§ ABOUT THIS EXERCISE: Each line of the data below that contains "excel" must be copied.

--

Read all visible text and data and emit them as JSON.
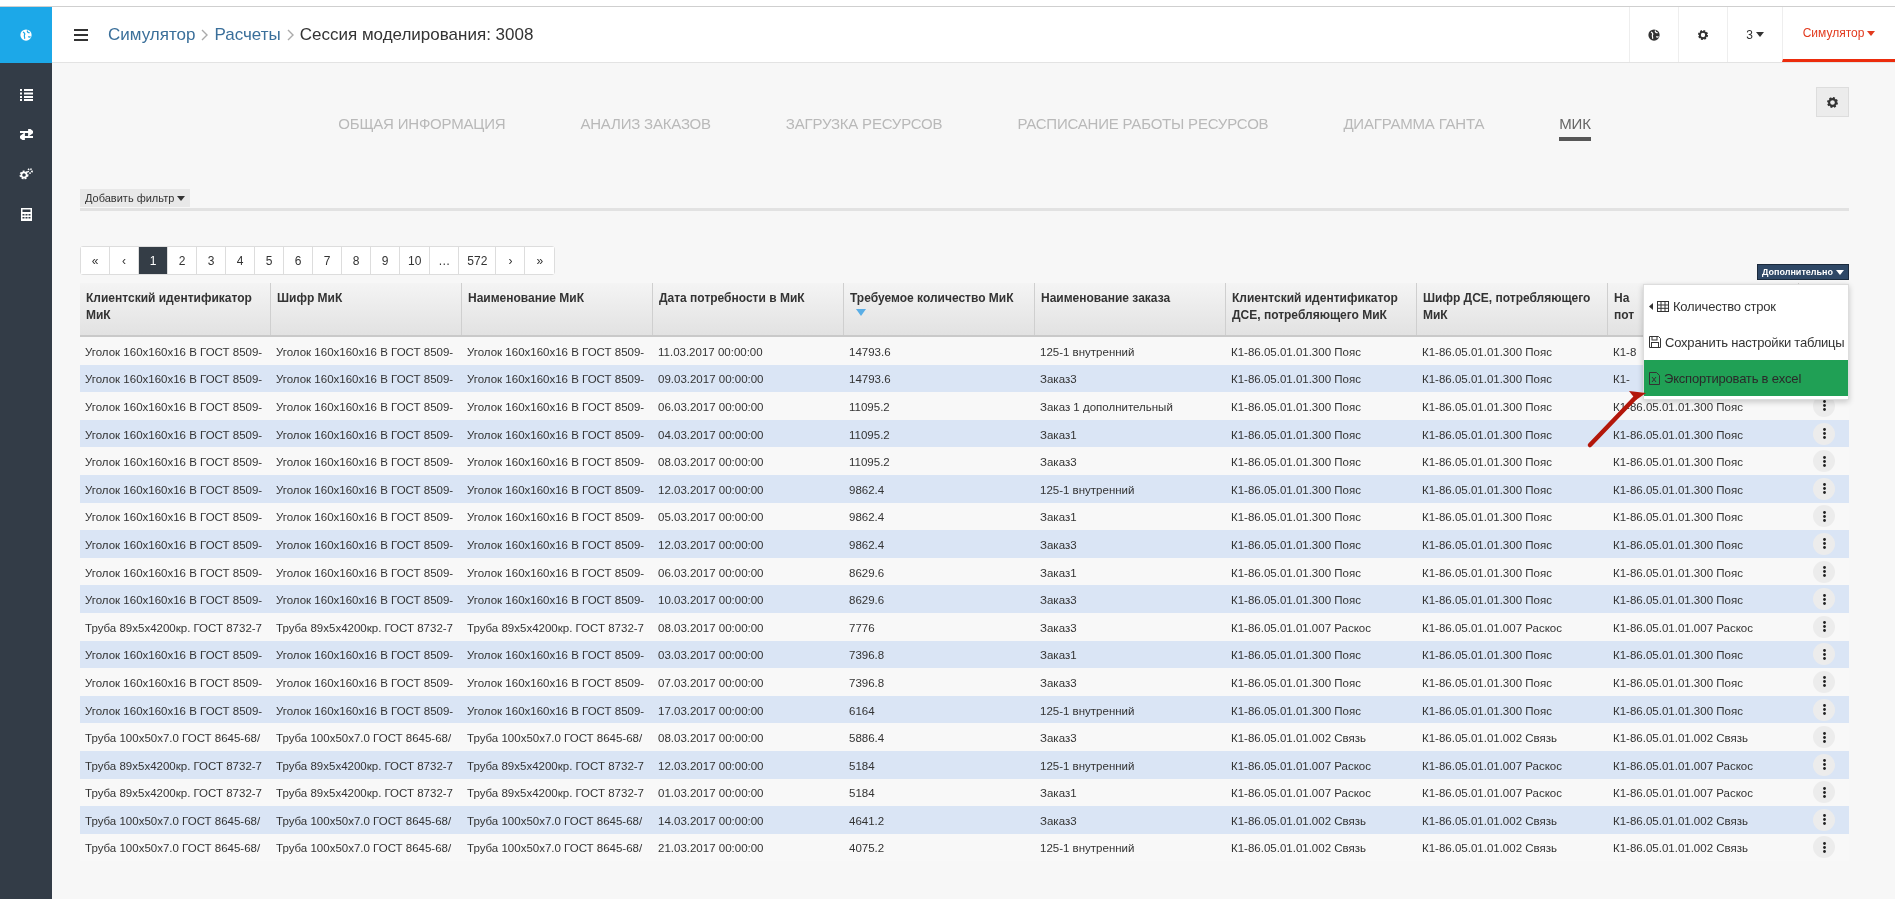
{
  "header": {
    "breadcrumbs": [
      "Симулятор",
      "Расчеты",
      "Сессия моделирования: 3008"
    ],
    "user_menu": "3",
    "app_menu": {
      "label": "Симулятор",
      "selected": true
    }
  },
  "tabs": [
    {
      "label": "ОБЩАЯ ИНФОРМАЦИЯ",
      "selected": false
    },
    {
      "label": "АНАЛИЗ ЗАКАЗОВ",
      "selected": false
    },
    {
      "label": "ЗАГРУЗКА РЕСУРСОВ",
      "selected": false
    },
    {
      "label": "РАСПИСАНИЕ РАБОТЫ РЕСУРСОВ",
      "selected": false
    },
    {
      "label": "ДИАГРАММА ГАНТА",
      "selected": false
    },
    {
      "label": "МИК",
      "selected": true
    }
  ],
  "filter_button": "Добавить фильтр",
  "pagination": [
    {
      "label": "«",
      "selected": false
    },
    {
      "label": "‹",
      "selected": false
    },
    {
      "label": "1",
      "selected": true
    },
    {
      "label": "2",
      "selected": false
    },
    {
      "label": "3",
      "selected": false
    },
    {
      "label": "4",
      "selected": false
    },
    {
      "label": "5",
      "selected": false
    },
    {
      "label": "6",
      "selected": false
    },
    {
      "label": "7",
      "selected": false
    },
    {
      "label": "8",
      "selected": false
    },
    {
      "label": "9",
      "selected": false
    },
    {
      "label": "10",
      "selected": false
    },
    {
      "label": "…",
      "selected": false
    },
    {
      "label": "572",
      "selected": false
    },
    {
      "label": "›",
      "selected": false
    },
    {
      "label": "»",
      "selected": false
    }
  ],
  "more_button": "Дополнительно",
  "more_menu": [
    {
      "kind": "submenu",
      "label": "Количество строк",
      "highlighted": false
    },
    {
      "kind": "save",
      "label": "Сохранить настройки таблицы",
      "highlighted": false
    },
    {
      "kind": "excel",
      "label": "Экспортировать в excel",
      "highlighted": true
    }
  ],
  "table": {
    "columns": [
      {
        "label": "Клиентский идентификатор МиК",
        "sorted": false
      },
      {
        "label": "Шифр МиК",
        "sorted": false
      },
      {
        "label": "Наименование МиК",
        "sorted": false
      },
      {
        "label": "Дата потребности в МиК",
        "sorted": false
      },
      {
        "label": "Требуемое количество МиК",
        "sorted": true
      },
      {
        "label": "Наименование заказа",
        "sorted": false
      },
      {
        "label": "Клиентский идентификатор ДСЕ, потребляющего МиК",
        "sorted": false
      },
      {
        "label": "Шифр ДСЕ, потребляющего МиК",
        "sorted": false
      },
      {
        "label": "На пот",
        "sorted": false
      }
    ],
    "rows": [
      {
        "actions": false,
        "cells": [
          "Уголок 160x160x16 В ГОСТ 8509-",
          "Уголок 160x160x16 В ГОСТ 8509-",
          "Уголок 160x160x16 В ГОСТ 8509-",
          "11.03.2017 00:00:00",
          "14793.6",
          "125-1 внутренний",
          "К1-86.05.01.01.300 Пояс",
          "К1-86.05.01.01.300 Пояс",
          "К1-8"
        ]
      },
      {
        "actions": false,
        "cells": [
          "Уголок 160x160x16 В ГОСТ 8509-",
          "Уголок 160x160x16 В ГОСТ 8509-",
          "Уголок 160x160x16 В ГОСТ 8509-",
          "09.03.2017 00:00:00",
          "14793.6",
          "Заказ3",
          "К1-86.05.01.01.300 Пояс",
          "К1-86.05.01.01.300 Пояс",
          "К1-"
        ]
      },
      {
        "actions": true,
        "cells": [
          "Уголок 160x160x16 В ГОСТ 8509-",
          "Уголок 160x160x16 В ГОСТ 8509-",
          "Уголок 160x160x16 В ГОСТ 8509-",
          "06.03.2017 00:00:00",
          "11095.2",
          "Заказ 1 дополнительный",
          "К1-86.05.01.01.300 Пояс",
          "К1-86.05.01.01.300 Пояс",
          "К1-86.05.01.01.300 Пояс"
        ]
      },
      {
        "actions": true,
        "cells": [
          "Уголок 160x160x16 В ГОСТ 8509-",
          "Уголок 160x160x16 В ГОСТ 8509-",
          "Уголок 160x160x16 В ГОСТ 8509-",
          "04.03.2017 00:00:00",
          "11095.2",
          "Заказ1",
          "К1-86.05.01.01.300 Пояс",
          "К1-86.05.01.01.300 Пояс",
          "К1-86.05.01.01.300 Пояс"
        ]
      },
      {
        "actions": true,
        "cells": [
          "Уголок 160x160x16 В ГОСТ 8509-",
          "Уголок 160x160x16 В ГОСТ 8509-",
          "Уголок 160x160x16 В ГОСТ 8509-",
          "08.03.2017 00:00:00",
          "11095.2",
          "Заказ3",
          "К1-86.05.01.01.300 Пояс",
          "К1-86.05.01.01.300 Пояс",
          "К1-86.05.01.01.300 Пояс"
        ]
      },
      {
        "actions": true,
        "cells": [
          "Уголок 160x160x16 В ГОСТ 8509-",
          "Уголок 160x160x16 В ГОСТ 8509-",
          "Уголок 160x160x16 В ГОСТ 8509-",
          "12.03.2017 00:00:00",
          "9862.4",
          "125-1 внутренний",
          "К1-86.05.01.01.300 Пояс",
          "К1-86.05.01.01.300 Пояс",
          "К1-86.05.01.01.300 Пояс"
        ]
      },
      {
        "actions": true,
        "cells": [
          "Уголок 160x160x16 В ГОСТ 8509-",
          "Уголок 160x160x16 В ГОСТ 8509-",
          "Уголок 160x160x16 В ГОСТ 8509-",
          "05.03.2017 00:00:00",
          "9862.4",
          "Заказ1",
          "К1-86.05.01.01.300 Пояс",
          "К1-86.05.01.01.300 Пояс",
          "К1-86.05.01.01.300 Пояс"
        ]
      },
      {
        "actions": true,
        "cells": [
          "Уголок 160x160x16 В ГОСТ 8509-",
          "Уголок 160x160x16 В ГОСТ 8509-",
          "Уголок 160x160x16 В ГОСТ 8509-",
          "12.03.2017 00:00:00",
          "9862.4",
          "Заказ3",
          "К1-86.05.01.01.300 Пояс",
          "К1-86.05.01.01.300 Пояс",
          "К1-86.05.01.01.300 Пояс"
        ]
      },
      {
        "actions": true,
        "cells": [
          "Уголок 160x160x16 В ГОСТ 8509-",
          "Уголок 160x160x16 В ГОСТ 8509-",
          "Уголок 160x160x16 В ГОСТ 8509-",
          "06.03.2017 00:00:00",
          "8629.6",
          "Заказ1",
          "К1-86.05.01.01.300 Пояс",
          "К1-86.05.01.01.300 Пояс",
          "К1-86.05.01.01.300 Пояс"
        ]
      },
      {
        "actions": true,
        "cells": [
          "Уголок 160x160x16 В ГОСТ 8509-",
          "Уголок 160x160x16 В ГОСТ 8509-",
          "Уголок 160x160x16 В ГОСТ 8509-",
          "10.03.2017 00:00:00",
          "8629.6",
          "Заказ3",
          "К1-86.05.01.01.300 Пояс",
          "К1-86.05.01.01.300 Пояс",
          "К1-86.05.01.01.300 Пояс"
        ]
      },
      {
        "actions": true,
        "cells": [
          "Труба 89x5x4200кр. ГОСТ 8732-7",
          "Труба 89x5x4200кр. ГОСТ 8732-7",
          "Труба 89x5x4200кр. ГОСТ 8732-7",
          "08.03.2017 00:00:00",
          "7776",
          "Заказ3",
          "К1-86.05.01.01.007 Раскос",
          "К1-86.05.01.01.007 Раскос",
          "К1-86.05.01.01.007 Раскос"
        ]
      },
      {
        "actions": true,
        "cells": [
          "Уголок 160x160x16 В ГОСТ 8509-",
          "Уголок 160x160x16 В ГОСТ 8509-",
          "Уголок 160x160x16 В ГОСТ 8509-",
          "03.03.2017 00:00:00",
          "7396.8",
          "Заказ1",
          "К1-86.05.01.01.300 Пояс",
          "К1-86.05.01.01.300 Пояс",
          "К1-86.05.01.01.300 Пояс"
        ]
      },
      {
        "actions": true,
        "cells": [
          "Уголок 160x160x16 В ГОСТ 8509-",
          "Уголок 160x160x16 В ГОСТ 8509-",
          "Уголок 160x160x16 В ГОСТ 8509-",
          "07.03.2017 00:00:00",
          "7396.8",
          "Заказ3",
          "К1-86.05.01.01.300 Пояс",
          "К1-86.05.01.01.300 Пояс",
          "К1-86.05.01.01.300 Пояс"
        ]
      },
      {
        "actions": true,
        "cells": [
          "Уголок 160x160x16 В ГОСТ 8509-",
          "Уголок 160x160x16 В ГОСТ 8509-",
          "Уголок 160x160x16 В ГОСТ 8509-",
          "17.03.2017 00:00:00",
          "6164",
          "125-1 внутренний",
          "К1-86.05.01.01.300 Пояс",
          "К1-86.05.01.01.300 Пояс",
          "К1-86.05.01.01.300 Пояс"
        ]
      },
      {
        "actions": true,
        "cells": [
          "Труба 100x50x7.0 ГОСТ 8645-68/",
          "Труба 100x50x7.0 ГОСТ 8645-68/",
          "Труба 100x50x7.0 ГОСТ 8645-68/",
          "08.03.2017 00:00:00",
          "5886.4",
          "Заказ3",
          "К1-86.05.01.01.002 Связь",
          "К1-86.05.01.01.002 Связь",
          "К1-86.05.01.01.002 Связь"
        ]
      },
      {
        "actions": true,
        "cells": [
          "Труба 89x5x4200кр. ГОСТ 8732-7",
          "Труба 89x5x4200кр. ГОСТ 8732-7",
          "Труба 89x5x4200кр. ГОСТ 8732-7",
          "12.03.2017 00:00:00",
          "5184",
          "125-1 внутренний",
          "К1-86.05.01.01.007 Раскос",
          "К1-86.05.01.01.007 Раскос",
          "К1-86.05.01.01.007 Раскос"
        ]
      },
      {
        "actions": true,
        "cells": [
          "Труба 89x5x4200кр. ГОСТ 8732-7",
          "Труба 89x5x4200кр. ГОСТ 8732-7",
          "Труба 89x5x4200кр. ГОСТ 8732-7",
          "01.03.2017 00:00:00",
          "5184",
          "Заказ1",
          "К1-86.05.01.01.007 Раскос",
          "К1-86.05.01.01.007 Раскос",
          "К1-86.05.01.01.007 Раскос"
        ]
      },
      {
        "actions": true,
        "cells": [
          "Труба 100x50x7.0 ГОСТ 8645-68/",
          "Труба 100x50x7.0 ГОСТ 8645-68/",
          "Труба 100x50x7.0 ГОСТ 8645-68/",
          "14.03.2017 00:00:00",
          "4641.2",
          "Заказ3",
          "К1-86.05.01.01.002 Связь",
          "К1-86.05.01.01.002 Связь",
          "К1-86.05.01.01.002 Связь"
        ]
      },
      {
        "actions": true,
        "cells": [
          "Труба 100x50x7.0 ГОСТ 8645-68/",
          "Труба 100x50x7.0 ГОСТ 8645-68/",
          "Труба 100x50x7.0 ГОСТ 8645-68/",
          "21.03.2017 00:00:00",
          "4075.2",
          "125-1 внутренний",
          "К1-86.05.01.01.002 Связь",
          "К1-86.05.01.01.002 Связь",
          "К1-86.05.01.01.002 Связь"
        ]
      }
    ]
  }
}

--

§ RESPONSE TO THIS EXERCISE:
      "kind": "excel",
      "label": "Экспортировать в excel",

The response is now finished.